In a city that worships wealth, it’s not easy to be on the bottom of the income ladder, or even close to the bottom. Home-health aides, retail workers, security guards, day-care providers, dishwashers, cashiers, couriers, nannies, stock clerks—these are among the poorest-paid professions in the city. The story of the city’s changing economy is well known: In recent decades, the number of manufacturing jobs has shrunk, and the service industry has expanded, so while it’s possible to find a job without a college degree, it’s hard to find one that pays a livable wage.
These days, 20 percent of the city—one of every five New Yorkers—lives below the poverty line. Robert makes about $20,000 a year, which puts him above this threshold. (For a single adult living alone, the poverty line is $10,160; for an adult with two kids, it’s $15,735.) But even a family that manages to stay just above the poverty line is undeniably poor, especially in New York City, where this yardstick for poverty is laughably low. The federal poverty line does not take into account an area’s cost of living; it’s set at the same level for rural Oklahoma as it is for Manhattan.
As Robert makes his rounds at work, he’s surrounded by people who earn more than he does. It’s not just the politicians and government workers filing in and out of the Municipal Building or the lawyers heading into State Supreme Court, it’s other officers, too—those in the NYPD, of course, as well as the guys in the tan uniforms outside the Immigration office. They’re security guards, but since they work for a federal agency, they have to be paid at least $13.99 an hour. Even the janitors who clean the Municipal Building make $13.51 an hour—35 percent more than Robert earns.

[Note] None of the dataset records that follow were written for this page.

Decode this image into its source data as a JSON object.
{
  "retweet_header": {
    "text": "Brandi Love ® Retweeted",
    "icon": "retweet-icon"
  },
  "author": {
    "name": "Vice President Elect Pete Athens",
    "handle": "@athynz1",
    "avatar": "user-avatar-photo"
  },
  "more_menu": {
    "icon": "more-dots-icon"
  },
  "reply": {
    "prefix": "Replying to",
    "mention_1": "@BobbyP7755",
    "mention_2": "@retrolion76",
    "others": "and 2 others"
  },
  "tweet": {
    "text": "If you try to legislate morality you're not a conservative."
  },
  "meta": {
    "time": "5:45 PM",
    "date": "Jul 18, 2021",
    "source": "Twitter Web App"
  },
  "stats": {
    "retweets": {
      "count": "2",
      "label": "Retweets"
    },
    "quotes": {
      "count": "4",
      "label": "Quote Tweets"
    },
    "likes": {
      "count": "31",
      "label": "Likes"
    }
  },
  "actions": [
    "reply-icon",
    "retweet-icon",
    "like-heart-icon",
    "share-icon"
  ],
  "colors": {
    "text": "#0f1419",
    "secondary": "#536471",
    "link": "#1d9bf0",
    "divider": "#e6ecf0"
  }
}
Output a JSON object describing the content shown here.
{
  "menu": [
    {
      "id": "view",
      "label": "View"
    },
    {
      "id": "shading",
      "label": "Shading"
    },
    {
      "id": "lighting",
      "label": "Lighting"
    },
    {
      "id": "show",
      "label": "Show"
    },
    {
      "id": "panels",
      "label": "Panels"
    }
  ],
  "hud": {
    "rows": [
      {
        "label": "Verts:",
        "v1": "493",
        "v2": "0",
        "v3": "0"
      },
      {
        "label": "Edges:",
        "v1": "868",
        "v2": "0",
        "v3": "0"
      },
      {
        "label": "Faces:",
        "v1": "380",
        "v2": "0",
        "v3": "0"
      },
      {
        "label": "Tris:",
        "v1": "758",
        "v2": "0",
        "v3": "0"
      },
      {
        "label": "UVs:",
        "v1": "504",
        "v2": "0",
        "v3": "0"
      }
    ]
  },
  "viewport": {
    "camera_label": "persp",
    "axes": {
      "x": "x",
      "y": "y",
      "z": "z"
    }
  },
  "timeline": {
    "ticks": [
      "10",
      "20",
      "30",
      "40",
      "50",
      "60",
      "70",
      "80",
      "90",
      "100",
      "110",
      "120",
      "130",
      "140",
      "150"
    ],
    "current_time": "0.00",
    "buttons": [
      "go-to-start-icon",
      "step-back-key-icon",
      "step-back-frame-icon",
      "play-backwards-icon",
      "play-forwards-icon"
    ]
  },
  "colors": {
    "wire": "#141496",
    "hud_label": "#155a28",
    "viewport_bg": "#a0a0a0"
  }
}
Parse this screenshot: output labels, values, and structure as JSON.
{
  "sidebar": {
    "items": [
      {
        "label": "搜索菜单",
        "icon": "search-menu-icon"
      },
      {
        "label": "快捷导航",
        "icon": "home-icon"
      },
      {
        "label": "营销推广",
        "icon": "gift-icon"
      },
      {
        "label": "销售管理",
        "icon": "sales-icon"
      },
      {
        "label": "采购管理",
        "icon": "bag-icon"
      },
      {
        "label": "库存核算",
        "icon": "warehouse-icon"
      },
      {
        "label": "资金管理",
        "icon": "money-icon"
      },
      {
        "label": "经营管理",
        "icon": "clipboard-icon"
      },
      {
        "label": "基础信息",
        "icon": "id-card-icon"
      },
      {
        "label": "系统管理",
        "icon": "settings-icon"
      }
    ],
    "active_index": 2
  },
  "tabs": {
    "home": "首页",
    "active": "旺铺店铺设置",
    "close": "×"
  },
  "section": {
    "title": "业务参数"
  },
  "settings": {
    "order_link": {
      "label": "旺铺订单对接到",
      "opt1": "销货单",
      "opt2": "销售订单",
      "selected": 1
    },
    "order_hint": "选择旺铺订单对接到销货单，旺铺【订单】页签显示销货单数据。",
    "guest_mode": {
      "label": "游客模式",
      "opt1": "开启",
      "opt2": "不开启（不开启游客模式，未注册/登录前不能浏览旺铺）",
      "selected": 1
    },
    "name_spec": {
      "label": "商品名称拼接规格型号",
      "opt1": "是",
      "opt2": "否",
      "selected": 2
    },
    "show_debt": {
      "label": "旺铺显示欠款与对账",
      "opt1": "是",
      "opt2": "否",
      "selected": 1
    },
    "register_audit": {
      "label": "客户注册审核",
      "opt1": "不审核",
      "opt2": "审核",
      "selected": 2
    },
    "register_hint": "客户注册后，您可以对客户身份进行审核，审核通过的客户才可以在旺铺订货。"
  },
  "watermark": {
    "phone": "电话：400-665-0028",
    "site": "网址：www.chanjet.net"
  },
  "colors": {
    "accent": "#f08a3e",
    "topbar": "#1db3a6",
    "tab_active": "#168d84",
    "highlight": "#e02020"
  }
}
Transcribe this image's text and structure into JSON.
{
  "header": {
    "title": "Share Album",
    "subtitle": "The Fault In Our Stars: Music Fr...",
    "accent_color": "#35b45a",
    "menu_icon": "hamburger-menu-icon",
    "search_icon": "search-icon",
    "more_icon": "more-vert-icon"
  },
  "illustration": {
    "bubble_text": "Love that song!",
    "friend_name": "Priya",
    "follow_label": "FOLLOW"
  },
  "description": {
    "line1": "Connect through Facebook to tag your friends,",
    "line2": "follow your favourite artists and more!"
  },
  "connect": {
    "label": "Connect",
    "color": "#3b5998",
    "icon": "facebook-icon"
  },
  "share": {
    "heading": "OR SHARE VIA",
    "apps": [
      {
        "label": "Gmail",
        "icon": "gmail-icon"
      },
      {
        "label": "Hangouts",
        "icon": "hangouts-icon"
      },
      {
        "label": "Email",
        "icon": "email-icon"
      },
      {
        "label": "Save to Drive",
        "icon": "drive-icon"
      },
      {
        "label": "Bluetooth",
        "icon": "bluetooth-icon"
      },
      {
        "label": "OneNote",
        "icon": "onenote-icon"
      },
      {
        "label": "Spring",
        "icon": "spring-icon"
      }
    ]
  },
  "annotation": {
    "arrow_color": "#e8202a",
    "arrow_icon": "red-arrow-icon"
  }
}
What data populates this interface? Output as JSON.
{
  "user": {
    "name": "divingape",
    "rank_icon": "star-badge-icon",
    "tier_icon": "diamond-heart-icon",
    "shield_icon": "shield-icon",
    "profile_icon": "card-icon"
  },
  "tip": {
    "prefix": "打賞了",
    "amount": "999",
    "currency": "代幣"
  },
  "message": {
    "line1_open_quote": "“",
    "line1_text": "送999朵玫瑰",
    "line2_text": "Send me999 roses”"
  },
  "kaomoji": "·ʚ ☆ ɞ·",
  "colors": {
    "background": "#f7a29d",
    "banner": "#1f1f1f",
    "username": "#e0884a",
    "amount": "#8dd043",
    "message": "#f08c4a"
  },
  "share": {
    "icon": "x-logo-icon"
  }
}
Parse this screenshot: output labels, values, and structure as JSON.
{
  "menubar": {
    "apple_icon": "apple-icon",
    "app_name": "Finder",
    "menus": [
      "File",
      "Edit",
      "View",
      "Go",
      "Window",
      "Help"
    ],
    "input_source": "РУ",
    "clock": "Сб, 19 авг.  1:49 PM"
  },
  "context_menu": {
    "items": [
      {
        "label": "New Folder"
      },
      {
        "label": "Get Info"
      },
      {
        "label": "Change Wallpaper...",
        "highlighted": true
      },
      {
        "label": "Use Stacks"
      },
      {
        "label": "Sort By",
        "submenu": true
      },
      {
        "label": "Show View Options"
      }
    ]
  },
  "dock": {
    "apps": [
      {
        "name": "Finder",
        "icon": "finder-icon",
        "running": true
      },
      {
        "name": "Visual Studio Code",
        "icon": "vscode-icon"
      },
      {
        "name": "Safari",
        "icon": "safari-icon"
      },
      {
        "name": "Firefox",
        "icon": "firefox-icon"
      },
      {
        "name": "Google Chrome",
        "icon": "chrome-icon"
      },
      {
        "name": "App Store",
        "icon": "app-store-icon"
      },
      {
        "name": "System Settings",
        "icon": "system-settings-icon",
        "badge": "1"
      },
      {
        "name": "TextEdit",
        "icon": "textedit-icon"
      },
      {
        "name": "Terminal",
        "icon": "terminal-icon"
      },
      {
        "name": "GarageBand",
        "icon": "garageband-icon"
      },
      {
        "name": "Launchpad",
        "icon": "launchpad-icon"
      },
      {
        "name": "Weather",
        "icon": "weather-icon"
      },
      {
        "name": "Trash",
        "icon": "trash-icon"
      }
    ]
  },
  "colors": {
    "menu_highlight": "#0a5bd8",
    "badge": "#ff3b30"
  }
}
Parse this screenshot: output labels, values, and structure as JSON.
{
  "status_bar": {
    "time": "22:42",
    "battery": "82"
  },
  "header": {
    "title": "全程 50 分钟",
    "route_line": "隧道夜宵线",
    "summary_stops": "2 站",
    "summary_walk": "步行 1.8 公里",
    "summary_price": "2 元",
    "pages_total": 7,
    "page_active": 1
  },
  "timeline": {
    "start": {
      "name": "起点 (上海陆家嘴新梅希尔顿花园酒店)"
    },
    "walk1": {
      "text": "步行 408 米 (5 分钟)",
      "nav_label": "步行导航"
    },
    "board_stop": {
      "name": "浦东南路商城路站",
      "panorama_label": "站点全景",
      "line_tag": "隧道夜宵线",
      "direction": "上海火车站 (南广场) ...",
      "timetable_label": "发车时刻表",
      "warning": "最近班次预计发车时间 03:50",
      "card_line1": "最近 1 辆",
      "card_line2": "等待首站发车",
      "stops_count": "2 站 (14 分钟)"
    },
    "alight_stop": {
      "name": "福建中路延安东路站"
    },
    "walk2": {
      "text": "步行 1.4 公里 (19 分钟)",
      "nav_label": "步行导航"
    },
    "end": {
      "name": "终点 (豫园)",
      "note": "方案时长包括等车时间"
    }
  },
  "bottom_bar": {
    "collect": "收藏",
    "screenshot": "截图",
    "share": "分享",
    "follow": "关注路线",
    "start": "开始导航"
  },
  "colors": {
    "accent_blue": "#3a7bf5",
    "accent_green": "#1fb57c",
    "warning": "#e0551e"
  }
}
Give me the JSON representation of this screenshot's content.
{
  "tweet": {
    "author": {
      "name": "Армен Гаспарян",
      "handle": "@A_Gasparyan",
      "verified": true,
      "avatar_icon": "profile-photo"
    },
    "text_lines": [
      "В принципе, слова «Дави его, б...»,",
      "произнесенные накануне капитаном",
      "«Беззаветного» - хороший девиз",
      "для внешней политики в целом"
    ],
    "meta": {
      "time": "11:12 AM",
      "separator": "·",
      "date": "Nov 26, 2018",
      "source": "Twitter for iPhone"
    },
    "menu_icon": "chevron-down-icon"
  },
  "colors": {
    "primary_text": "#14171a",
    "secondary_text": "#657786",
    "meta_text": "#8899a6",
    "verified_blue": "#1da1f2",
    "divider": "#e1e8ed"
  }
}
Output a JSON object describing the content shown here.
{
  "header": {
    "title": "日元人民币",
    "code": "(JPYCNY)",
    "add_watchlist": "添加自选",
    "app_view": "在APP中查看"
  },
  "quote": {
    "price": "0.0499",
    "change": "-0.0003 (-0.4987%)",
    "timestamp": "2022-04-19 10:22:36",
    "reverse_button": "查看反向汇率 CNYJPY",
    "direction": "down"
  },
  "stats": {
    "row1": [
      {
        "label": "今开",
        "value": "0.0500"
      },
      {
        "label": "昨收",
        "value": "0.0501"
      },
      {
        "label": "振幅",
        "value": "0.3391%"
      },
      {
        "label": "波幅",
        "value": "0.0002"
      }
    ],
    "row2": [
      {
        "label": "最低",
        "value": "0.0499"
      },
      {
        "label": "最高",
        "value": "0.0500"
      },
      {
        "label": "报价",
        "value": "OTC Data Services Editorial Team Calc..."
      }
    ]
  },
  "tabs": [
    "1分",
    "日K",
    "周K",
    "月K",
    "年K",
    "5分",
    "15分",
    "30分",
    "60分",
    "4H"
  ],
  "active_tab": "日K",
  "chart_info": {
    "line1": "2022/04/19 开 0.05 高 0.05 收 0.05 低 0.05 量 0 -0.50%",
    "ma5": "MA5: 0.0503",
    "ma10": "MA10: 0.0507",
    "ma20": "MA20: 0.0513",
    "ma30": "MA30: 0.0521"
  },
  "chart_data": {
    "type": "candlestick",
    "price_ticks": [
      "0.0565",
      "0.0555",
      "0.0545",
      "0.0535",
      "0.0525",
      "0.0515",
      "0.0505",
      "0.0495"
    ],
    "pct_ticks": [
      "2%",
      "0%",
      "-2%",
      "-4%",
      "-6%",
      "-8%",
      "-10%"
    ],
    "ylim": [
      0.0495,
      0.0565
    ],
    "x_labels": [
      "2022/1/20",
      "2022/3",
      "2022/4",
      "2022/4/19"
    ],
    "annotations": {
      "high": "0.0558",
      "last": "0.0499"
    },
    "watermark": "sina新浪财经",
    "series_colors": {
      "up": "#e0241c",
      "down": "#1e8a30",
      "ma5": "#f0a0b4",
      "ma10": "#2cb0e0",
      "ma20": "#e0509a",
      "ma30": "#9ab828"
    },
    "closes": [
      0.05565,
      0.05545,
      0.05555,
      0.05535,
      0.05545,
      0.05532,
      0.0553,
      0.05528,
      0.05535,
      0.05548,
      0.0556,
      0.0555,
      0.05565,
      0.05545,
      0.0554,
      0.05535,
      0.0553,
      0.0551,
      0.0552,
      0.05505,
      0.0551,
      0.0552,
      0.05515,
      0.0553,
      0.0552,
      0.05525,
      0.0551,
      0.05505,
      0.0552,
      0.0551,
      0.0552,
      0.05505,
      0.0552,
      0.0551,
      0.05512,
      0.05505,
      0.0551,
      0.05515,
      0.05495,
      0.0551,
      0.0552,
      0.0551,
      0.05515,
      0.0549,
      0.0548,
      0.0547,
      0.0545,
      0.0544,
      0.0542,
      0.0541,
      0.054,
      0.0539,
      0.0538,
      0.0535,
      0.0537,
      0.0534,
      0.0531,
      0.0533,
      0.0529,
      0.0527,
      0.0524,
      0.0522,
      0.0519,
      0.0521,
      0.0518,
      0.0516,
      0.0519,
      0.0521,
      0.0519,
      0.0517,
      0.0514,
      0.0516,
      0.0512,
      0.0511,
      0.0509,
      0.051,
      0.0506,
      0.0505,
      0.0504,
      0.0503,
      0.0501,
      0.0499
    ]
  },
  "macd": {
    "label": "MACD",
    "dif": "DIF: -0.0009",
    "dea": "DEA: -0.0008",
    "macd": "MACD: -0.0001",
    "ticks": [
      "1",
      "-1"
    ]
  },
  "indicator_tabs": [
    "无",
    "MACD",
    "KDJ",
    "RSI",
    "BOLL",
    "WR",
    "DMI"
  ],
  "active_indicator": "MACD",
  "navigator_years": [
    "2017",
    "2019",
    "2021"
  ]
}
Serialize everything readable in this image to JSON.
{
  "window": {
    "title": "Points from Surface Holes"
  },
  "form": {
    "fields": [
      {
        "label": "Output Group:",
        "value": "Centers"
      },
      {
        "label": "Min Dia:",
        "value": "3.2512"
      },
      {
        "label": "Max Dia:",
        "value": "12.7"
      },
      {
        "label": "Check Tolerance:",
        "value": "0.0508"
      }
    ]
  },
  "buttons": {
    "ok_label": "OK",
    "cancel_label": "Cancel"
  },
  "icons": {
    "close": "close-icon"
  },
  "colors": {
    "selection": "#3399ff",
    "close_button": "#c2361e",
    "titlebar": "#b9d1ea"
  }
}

Statistics don’t begin to convey what it feels like to hover near the bottom of the city’s economic ladder. It’s about feeling invisible, forgotten, and utterly replaceable. It’s about walking past restaurants you can never afford to go to, passing by stores with clothes you’ll never be able to buy, and, in Robert’s case, riding the 6 train home, passing beneath one of the wealthiest neighborhoods in the nation, perhaps seated in the same car with a woman whose wedding ring cost more than his annual salary.
Every week, Robert thinks about leaving the city, moving somewhere upstate where life is less expensive. As Robert puts it, “To be in New York, you have to be a doctor, a lawyer, a politician, a celebrity. The lower and working class are out of the picture. If you don’t fall into one of these categories, New York is not the place for you.”
Robert gets paid every two weeks, and on this Friday, his paycheck after taxes totaled $676. He couldn’t afford to wait for the check to clear in his bank account, so he stopped by a check-cashing place and paid a fee of $11. After work, he went to a horror movie in the East Village. Going to the movies was his favorite way to treat himself, though he couldn’t afford to go often. The ticket, plus a hot dog and soda, cost $19. After five days of waking up at 4 A.M., he was so exhausted that he fell asleep in the theater.
Over the weekend, Robert took care of his most urgent expenses first. He gave $200 to the mother of his children, $40 to his father, and $62 to the cell-phone company. To replenish his worn-out wardrobe, he spent nearly $150, buying four shirts and two pairs of jeans at Conway and a pair of boots at Payless. For food, he stopped at the 99-cent store on the corner and picked up his usual meals: Ramen noodles (five packs for 99 cents). He bought a $10 MetroCard, and he paid back two co-workers—he’d borrowed $15 from one and $5 from another.
By Monday, Robert had only $150 left and eleven days to go until the next payday. On other Mondays after payday, he’d been in worse shape, down to $100. His plan, as always, was to hold on to as much of his money for as long as possible.
Some pay periods, when he felt slightly more flush, Robert tried to tackle his debt. He had stopped using his two credit cards a while ago, but he still owed $4,331.03 on one card and $395.92 on the other. The cards were so old he couldn’t remember everything he’d bought with them. He did try to pay them off every now and then—he’d paid $12 toward the larger debt last month—but because of late fees and interest rates, the amounts on the cards kept growing.